Top of Exercise data
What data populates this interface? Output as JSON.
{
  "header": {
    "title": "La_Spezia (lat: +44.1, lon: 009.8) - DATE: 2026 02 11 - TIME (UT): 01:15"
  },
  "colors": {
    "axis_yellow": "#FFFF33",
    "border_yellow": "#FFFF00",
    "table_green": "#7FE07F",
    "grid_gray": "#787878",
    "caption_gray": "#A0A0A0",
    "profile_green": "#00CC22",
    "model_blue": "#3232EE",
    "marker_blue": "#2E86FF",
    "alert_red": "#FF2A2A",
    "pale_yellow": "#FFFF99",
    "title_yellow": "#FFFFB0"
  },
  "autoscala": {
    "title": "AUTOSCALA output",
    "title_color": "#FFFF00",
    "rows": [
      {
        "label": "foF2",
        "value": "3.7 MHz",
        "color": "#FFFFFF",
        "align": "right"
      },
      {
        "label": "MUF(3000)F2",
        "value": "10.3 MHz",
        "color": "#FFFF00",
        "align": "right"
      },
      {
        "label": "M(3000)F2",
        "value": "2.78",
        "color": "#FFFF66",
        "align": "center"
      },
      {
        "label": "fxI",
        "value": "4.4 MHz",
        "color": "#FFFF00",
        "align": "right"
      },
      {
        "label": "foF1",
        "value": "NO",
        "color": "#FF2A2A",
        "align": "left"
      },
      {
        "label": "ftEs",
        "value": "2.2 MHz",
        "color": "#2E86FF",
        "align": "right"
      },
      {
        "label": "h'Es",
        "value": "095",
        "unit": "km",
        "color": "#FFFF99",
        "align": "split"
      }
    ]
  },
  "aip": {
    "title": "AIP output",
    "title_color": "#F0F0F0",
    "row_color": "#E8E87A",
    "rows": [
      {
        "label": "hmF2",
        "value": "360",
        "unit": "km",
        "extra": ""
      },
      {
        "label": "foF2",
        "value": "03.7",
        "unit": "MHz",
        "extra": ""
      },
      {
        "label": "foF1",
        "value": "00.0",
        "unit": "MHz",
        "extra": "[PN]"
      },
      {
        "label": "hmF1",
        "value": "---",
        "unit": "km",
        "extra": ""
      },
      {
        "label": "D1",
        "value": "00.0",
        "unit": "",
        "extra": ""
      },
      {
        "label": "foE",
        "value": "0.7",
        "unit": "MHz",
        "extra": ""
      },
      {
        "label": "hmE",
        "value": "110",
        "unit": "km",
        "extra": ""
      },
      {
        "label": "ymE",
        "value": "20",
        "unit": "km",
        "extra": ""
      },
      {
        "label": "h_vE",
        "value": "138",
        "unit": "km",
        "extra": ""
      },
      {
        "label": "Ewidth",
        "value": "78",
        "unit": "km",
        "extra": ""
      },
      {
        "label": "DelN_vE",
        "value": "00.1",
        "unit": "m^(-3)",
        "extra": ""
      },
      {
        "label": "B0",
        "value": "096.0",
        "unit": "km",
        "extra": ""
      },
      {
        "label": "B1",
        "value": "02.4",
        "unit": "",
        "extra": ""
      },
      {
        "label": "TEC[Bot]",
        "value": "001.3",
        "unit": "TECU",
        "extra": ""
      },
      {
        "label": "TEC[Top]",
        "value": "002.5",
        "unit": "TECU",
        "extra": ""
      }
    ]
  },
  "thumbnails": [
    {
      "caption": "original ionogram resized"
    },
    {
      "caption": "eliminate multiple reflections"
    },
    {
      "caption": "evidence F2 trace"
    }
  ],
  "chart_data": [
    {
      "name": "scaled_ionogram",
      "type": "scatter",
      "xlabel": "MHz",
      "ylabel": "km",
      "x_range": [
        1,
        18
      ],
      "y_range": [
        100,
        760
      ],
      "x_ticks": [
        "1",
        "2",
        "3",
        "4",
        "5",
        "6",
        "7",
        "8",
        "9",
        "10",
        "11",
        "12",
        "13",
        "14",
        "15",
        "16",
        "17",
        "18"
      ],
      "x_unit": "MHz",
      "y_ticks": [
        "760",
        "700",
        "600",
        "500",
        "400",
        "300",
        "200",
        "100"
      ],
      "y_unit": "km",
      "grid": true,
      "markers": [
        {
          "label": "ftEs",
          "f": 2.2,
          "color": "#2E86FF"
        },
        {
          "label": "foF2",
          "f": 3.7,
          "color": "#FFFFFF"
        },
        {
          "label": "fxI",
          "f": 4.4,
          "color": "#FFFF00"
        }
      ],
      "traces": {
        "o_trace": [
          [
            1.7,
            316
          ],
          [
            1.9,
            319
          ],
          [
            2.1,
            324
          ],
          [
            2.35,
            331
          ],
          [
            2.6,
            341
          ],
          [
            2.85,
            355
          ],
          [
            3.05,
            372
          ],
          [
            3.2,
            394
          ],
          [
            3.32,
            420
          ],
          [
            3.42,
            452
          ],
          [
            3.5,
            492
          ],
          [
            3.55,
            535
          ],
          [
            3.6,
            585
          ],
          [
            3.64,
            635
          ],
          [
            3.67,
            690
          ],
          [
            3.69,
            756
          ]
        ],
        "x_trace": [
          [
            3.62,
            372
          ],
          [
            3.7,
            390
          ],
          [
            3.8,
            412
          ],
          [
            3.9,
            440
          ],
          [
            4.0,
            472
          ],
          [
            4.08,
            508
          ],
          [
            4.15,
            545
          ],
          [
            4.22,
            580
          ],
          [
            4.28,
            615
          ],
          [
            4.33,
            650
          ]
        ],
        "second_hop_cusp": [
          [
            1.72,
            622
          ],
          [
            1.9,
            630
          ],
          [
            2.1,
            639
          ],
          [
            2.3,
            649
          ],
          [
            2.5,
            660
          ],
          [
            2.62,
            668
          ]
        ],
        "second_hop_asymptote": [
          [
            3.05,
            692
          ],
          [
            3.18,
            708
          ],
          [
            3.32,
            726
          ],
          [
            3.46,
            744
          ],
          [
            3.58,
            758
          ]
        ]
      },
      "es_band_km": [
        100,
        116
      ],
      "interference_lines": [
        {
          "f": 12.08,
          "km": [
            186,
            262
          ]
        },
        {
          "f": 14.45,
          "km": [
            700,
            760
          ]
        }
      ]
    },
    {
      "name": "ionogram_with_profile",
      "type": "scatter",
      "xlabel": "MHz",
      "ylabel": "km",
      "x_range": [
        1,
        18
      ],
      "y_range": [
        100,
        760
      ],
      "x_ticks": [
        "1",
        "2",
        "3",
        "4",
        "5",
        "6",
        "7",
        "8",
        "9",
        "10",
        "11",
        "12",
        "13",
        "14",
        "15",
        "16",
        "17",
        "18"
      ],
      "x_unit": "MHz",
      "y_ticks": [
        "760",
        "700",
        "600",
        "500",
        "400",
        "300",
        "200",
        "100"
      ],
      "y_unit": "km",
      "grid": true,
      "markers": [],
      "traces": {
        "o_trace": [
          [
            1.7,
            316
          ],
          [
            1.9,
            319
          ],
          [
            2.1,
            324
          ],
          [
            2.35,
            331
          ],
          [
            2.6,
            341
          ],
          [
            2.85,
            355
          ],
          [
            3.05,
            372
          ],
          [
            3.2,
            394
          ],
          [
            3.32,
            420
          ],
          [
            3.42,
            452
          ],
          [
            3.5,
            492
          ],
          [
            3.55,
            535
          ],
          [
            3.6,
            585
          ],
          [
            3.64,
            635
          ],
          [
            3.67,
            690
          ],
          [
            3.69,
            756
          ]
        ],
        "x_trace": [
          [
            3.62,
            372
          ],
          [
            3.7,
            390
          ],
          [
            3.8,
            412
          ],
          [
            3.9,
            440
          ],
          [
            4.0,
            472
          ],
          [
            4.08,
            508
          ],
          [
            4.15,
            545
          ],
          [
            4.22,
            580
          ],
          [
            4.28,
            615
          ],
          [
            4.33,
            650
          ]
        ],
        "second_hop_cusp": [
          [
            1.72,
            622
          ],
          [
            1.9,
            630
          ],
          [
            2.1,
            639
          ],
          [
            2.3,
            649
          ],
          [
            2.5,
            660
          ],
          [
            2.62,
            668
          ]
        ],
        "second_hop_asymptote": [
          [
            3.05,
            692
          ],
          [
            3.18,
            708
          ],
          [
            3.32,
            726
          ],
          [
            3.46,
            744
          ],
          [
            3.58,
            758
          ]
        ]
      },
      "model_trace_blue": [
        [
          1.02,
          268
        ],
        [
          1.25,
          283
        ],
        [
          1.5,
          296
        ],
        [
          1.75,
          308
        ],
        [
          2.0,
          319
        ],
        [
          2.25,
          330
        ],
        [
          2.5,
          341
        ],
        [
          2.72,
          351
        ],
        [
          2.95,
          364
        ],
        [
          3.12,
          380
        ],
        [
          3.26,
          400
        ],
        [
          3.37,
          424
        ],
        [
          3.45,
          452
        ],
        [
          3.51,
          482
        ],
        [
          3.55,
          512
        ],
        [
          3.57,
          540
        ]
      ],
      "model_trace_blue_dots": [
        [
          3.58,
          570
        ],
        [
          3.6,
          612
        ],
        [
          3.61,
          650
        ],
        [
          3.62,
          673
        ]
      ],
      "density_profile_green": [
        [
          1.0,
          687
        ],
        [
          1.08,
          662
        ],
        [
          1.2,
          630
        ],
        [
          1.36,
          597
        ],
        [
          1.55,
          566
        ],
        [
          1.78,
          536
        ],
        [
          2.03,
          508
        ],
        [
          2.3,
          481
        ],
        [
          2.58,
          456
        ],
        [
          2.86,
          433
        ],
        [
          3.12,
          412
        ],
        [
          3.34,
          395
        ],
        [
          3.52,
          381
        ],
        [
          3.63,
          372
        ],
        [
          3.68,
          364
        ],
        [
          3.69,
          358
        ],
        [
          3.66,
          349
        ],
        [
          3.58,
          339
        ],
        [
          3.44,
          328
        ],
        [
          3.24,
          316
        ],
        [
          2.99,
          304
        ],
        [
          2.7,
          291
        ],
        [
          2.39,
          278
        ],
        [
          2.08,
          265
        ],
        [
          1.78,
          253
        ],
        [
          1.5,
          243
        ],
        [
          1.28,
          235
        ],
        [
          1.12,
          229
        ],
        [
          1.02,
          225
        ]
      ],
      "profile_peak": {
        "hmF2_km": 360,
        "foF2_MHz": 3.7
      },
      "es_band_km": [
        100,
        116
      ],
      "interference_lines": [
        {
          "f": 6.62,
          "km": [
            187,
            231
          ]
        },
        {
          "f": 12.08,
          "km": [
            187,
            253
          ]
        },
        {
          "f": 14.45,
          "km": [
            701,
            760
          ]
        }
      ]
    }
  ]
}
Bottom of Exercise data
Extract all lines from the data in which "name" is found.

      "name": "scaled_ionogram",
      "name": "ionogram_with_profile",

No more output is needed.